(Web page and app entries)
+===+
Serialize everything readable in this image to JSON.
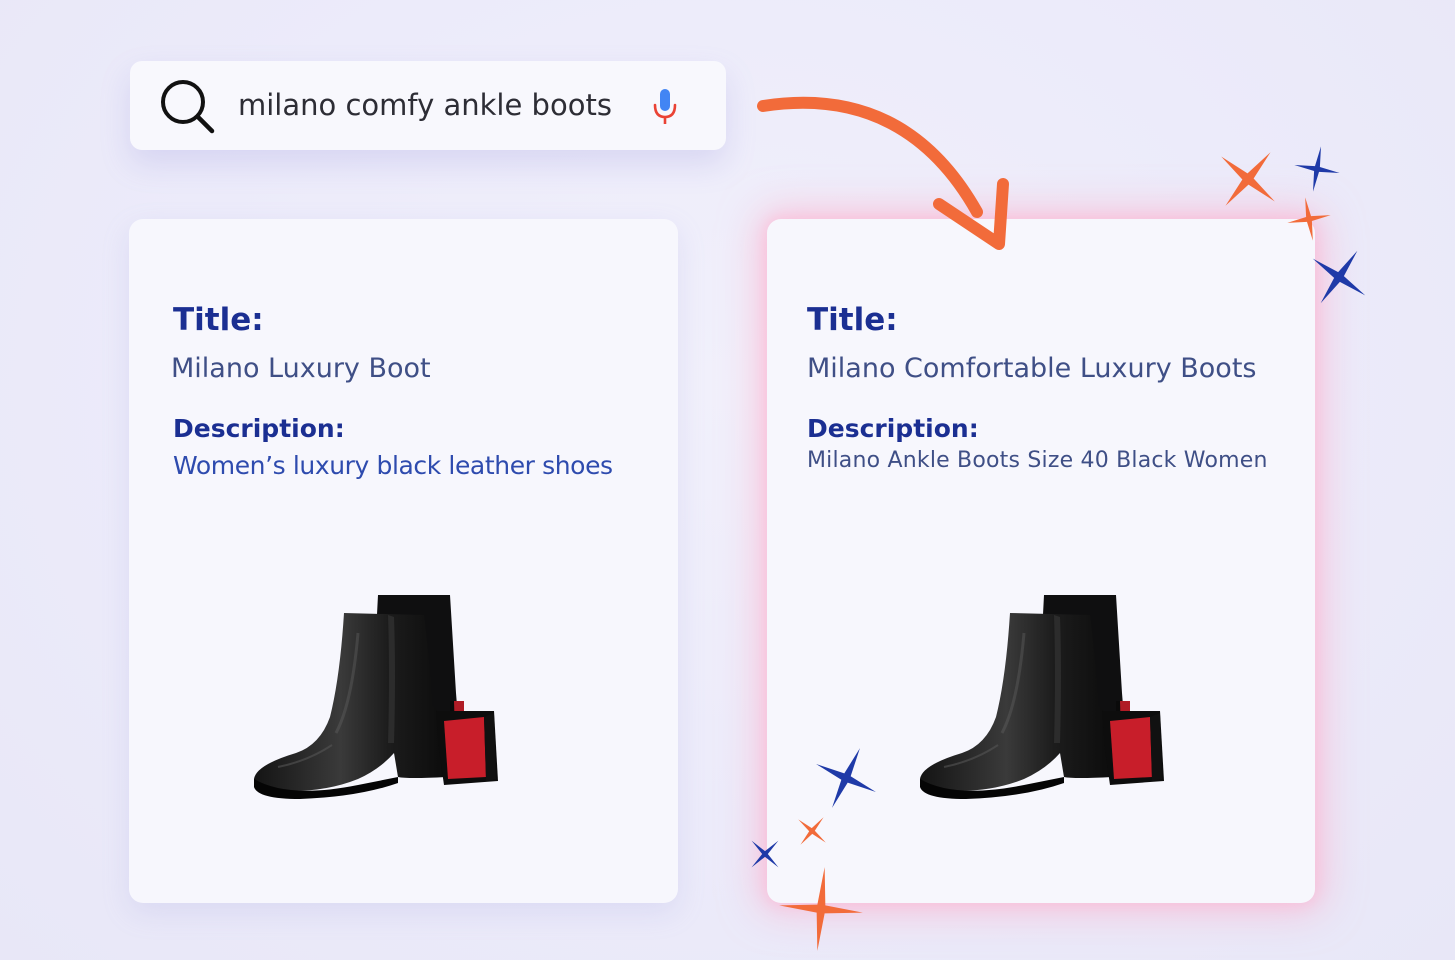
{
  "search": {
    "query": "milano comfy ankle boots",
    "search_icon": "search-icon",
    "mic_icon": "microphone-icon"
  },
  "cards": {
    "original": {
      "title_label": "Title:",
      "title": "Milano Luxury Boot",
      "description_label": "Description:",
      "description": "Women’s luxury black leather shoes",
      "image": "black-ankle-boots-red-heel"
    },
    "optimized": {
      "title_label": "Title:",
      "title": "Milano Comfortable Luxury Boots",
      "description_label": "Description:",
      "description": "Milano Ankle Boots Size 40 Black Women",
      "image": "black-ankle-boots-red-heel"
    }
  },
  "decorations": {
    "arrow_icon": "curved-arrow-icon",
    "sparkle_icon": "sparkle-icon"
  },
  "colors": {
    "background": "#eceaf9",
    "card": "#f7f7fd",
    "label": "#1b2f92",
    "value_text": "#3f4f86",
    "accent_orange": "#f26b3a",
    "accent_blue": "#1f3aa8",
    "highlight_glow": "#ffb4cc",
    "boot_heel_red": "#c81e2a"
  }
}
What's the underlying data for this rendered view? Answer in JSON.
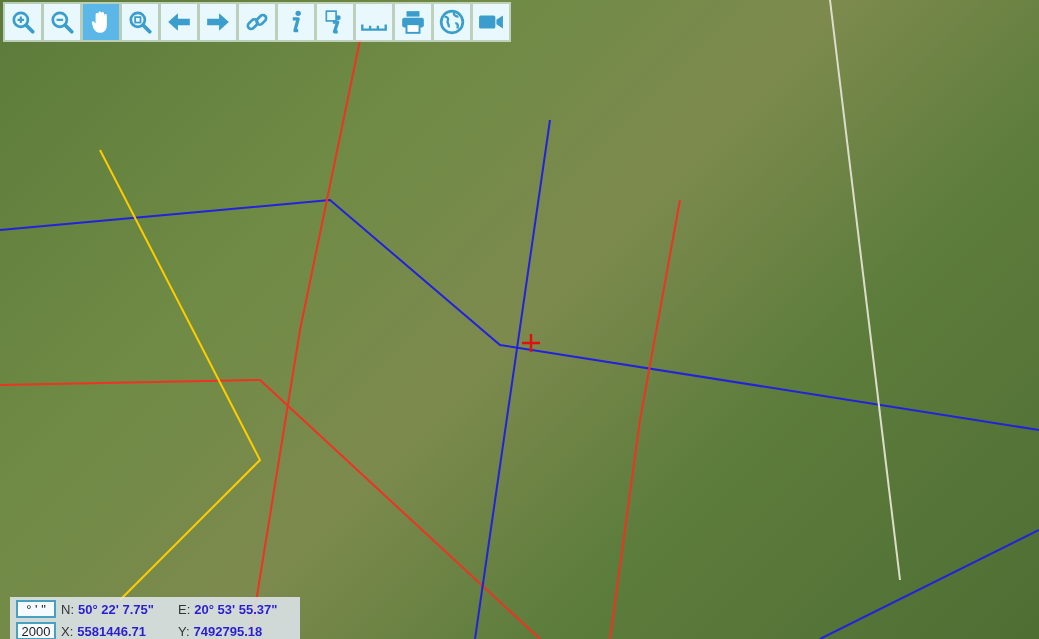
{
  "toolbar": [
    {
      "kind": "zoom-in",
      "selected": false
    },
    {
      "kind": "zoom-out",
      "selected": false
    },
    {
      "kind": "pan",
      "selected": true
    },
    {
      "kind": "zoom-box",
      "selected": false
    },
    {
      "kind": "back",
      "selected": false
    },
    {
      "kind": "forward",
      "selected": false
    },
    {
      "kind": "link",
      "selected": false
    },
    {
      "kind": "info",
      "selected": false
    },
    {
      "kind": "info-box",
      "selected": false
    },
    {
      "kind": "measure",
      "selected": false
    },
    {
      "kind": "print",
      "selected": false
    },
    {
      "kind": "globe",
      "selected": false
    },
    {
      "kind": "video",
      "selected": false
    }
  ],
  "coordinates": {
    "format_button": "° ' \"",
    "scale_button": "2000",
    "rows": [
      {
        "items": [
          {
            "label": "N:",
            "value": "50° 22' 7.75\""
          },
          {
            "label": "E:",
            "value": "20° 53' 55.37\""
          }
        ]
      },
      {
        "items": [
          {
            "label": "X:",
            "value": "5581446.71"
          },
          {
            "label": "Y:",
            "value": "7492795.18"
          }
        ]
      }
    ]
  }
}
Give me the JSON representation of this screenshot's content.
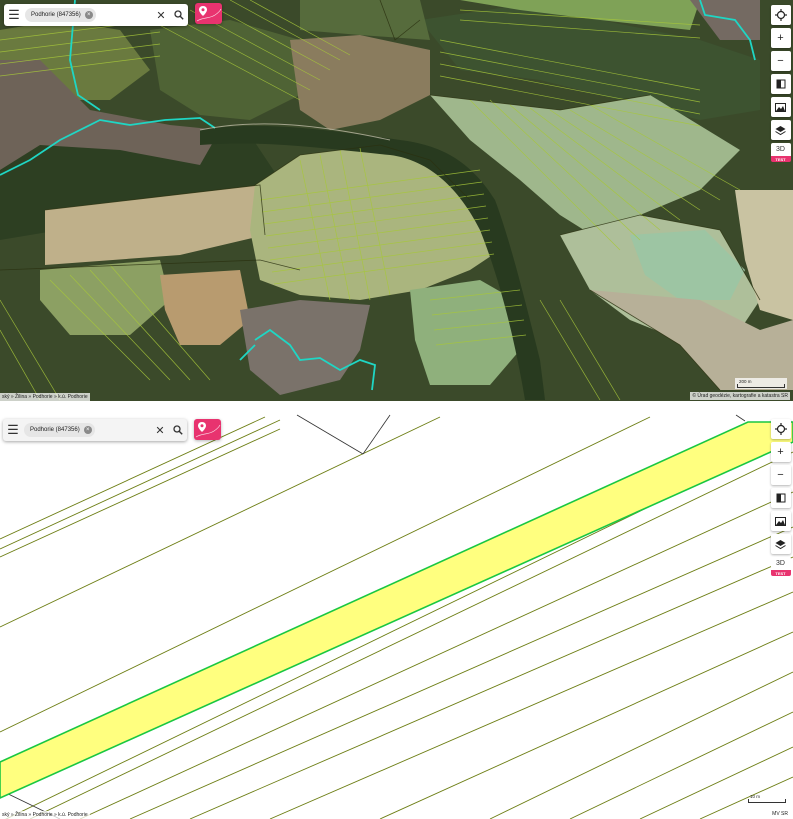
{
  "top_view": {
    "search_chip": "Podhorie (847356)",
    "breadcrumb": "ský » Žilina » Podhorie » k.ú. Podhorie",
    "attribution": "© Úrad geodézie, kartografie a katastra SR",
    "scale_label": "200 m",
    "badge_3d": "3D",
    "badge_test": "TEST"
  },
  "bottom_view": {
    "search_chip": "Podhorie (847356)",
    "breadcrumb": "ský » Žilina » Podhorie » k.ú. Podhorie",
    "attribution": "MV SR",
    "scale_label": "10 m",
    "badge_3d": "3D",
    "badge_test": "TEST"
  },
  "icons": {
    "menu": "menu-icon",
    "chip_remove": "close-circle-icon",
    "clear": "close-icon",
    "search": "search-icon",
    "location_pin": "map-pin-icon",
    "locate": "crosshair-icon",
    "zoom_in": "plus-icon",
    "zoom_out": "minus-icon",
    "compare": "split-view-icon",
    "map_image": "map-photo-icon",
    "layers": "layers-icon"
  },
  "colors": {
    "parcel_line": "#a7c73a",
    "parcel_line_dark": "#3a4010",
    "selected_parcel_fill": "#ffff7f",
    "selected_parcel_border": "#19c742",
    "municipality_border": "#1fd6c4",
    "accent": "#e8336f"
  }
}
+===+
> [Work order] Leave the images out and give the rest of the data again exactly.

> [Solved exercise]
Serialize everything readable in this image to JSON.
{
  "search": {
    "query": "milano comfy ankle boots",
    "search_icon": "search-icon",
    "mic_icon": "microphone-icon"
  },
  "cards": {
    "original": {
      "title_label": "Title:",
      "title": "Milano Luxury Boot",
      "description_label": "Description:",
      "description": "Women’s luxury black leather shoes",
      "image": "black-ankle-boots-red-heel"
    },
    "optimized": {
      "title_label": "Title:",
      "title": "Milano Comfortable Luxury Boots",
      "description_label": "Description:",
      "description": "Milano Ankle Boots Size 40 Black Women",
      "image": "black-ankle-boots-red-heel"
    }
  },
  "decorations": {
    "arrow_icon": "curved-arrow-icon",
    "sparkle_icon": "sparkle-icon"
  },
  "colors": {
    "background": "#eceaf9",
    "card": "#f7f7fd",
    "label": "#1b2f92",
    "value_text": "#3f4f86",
    "accent_orange": "#f26b3a",
    "accent_blue": "#1f3aa8",
    "highlight_glow": "#ffb4cc",
    "boot_heel_red": "#c81e2a"
  }
}
What's the underlying data for this rendered view? Answer in JSON.
{
  "toolbar": [
    {
      "kind": "zoom-in",
      "selected": false
    },
    {
      "kind": "zoom-out",
      "selected": false
    },
    {
      "kind": "pan",
      "selected": true
    },
    {
      "kind": "zoom-box",
      "selected": false
    },
    {
      "kind": "back",
      "selected": false
    },
    {
      "kind": "forward",
      "selected": false
    },
    {
      "kind": "link",
      "selected": false
    },
    {
      "kind": "info",
      "selected": false
    },
    {
      "kind": "info-box",
      "selected": false
    },
    {
      "kind": "measure",
      "selected": false
    },
    {
      "kind": "print",
      "selected": false
    },
    {
      "kind": "globe",
      "selected": false
    },
    {
      "kind": "video",
      "selected": false
    }
  ],
  "coordinates": {
    "format_button": "° ' \"",
    "scale_button": "2000",
    "rows": [
      {
        "items": [
          {
            "label": "N:",
            "value": "50° 22' 7.75\""
          },
          {
            "label": "E:",
            "value": "20° 53' 55.37\""
          }
        ]
      },
      {
        "items": [
          {
            "label": "X:",
            "value": "5581446.71"
          },
          {
            "label": "Y:",
            "value": "7492795.18"
          }
        ]
      }
    ]
  }
}
Give me the JSON representation of this screenshot's content.
{
  "top_view": {
    "search_chip": "Podhorie (847356)",
    "breadcrumb": "ský » Žilina » Podhorie » k.ú. Podhorie",
    "attribution": "© Úrad geodézie, kartografie a katastra SR",
    "scale_label": "200 m",
    "badge_3d": "3D",
    "badge_test": "TEST"
  },
  "bottom_view": {
    "search_chip": "Podhorie (847356)",
    "breadcrumb": "ský » Žilina » Podhorie » k.ú. Podhorie",
    "attribution": "MV SR",
    "scale_label": "10 m",
    "badge_3d": "3D",
    "badge_test": "TEST"
  },
  "icons": {
    "menu": "menu-icon",
    "chip_remove": "close-circle-icon",
    "clear": "close-icon",
    "search": "search-icon",
    "location_pin": "map-pin-icon",
    "locate": "crosshair-icon",
    "zoom_in": "plus-icon",
    "zoom_out": "minus-icon",
    "compare": "split-view-icon",
    "map_image": "map-photo-icon",
    "layers": "layers-icon"
  },
  "colors": {
    "parcel_line": "#a7c73a",
    "parcel_line_dark": "#3a4010",
    "selected_parcel_fill": "#ffff7f",
    "selected_parcel_border": "#19c742",
    "municipality_border": "#1fd6c4",
    "accent": "#e8336f"
  }
}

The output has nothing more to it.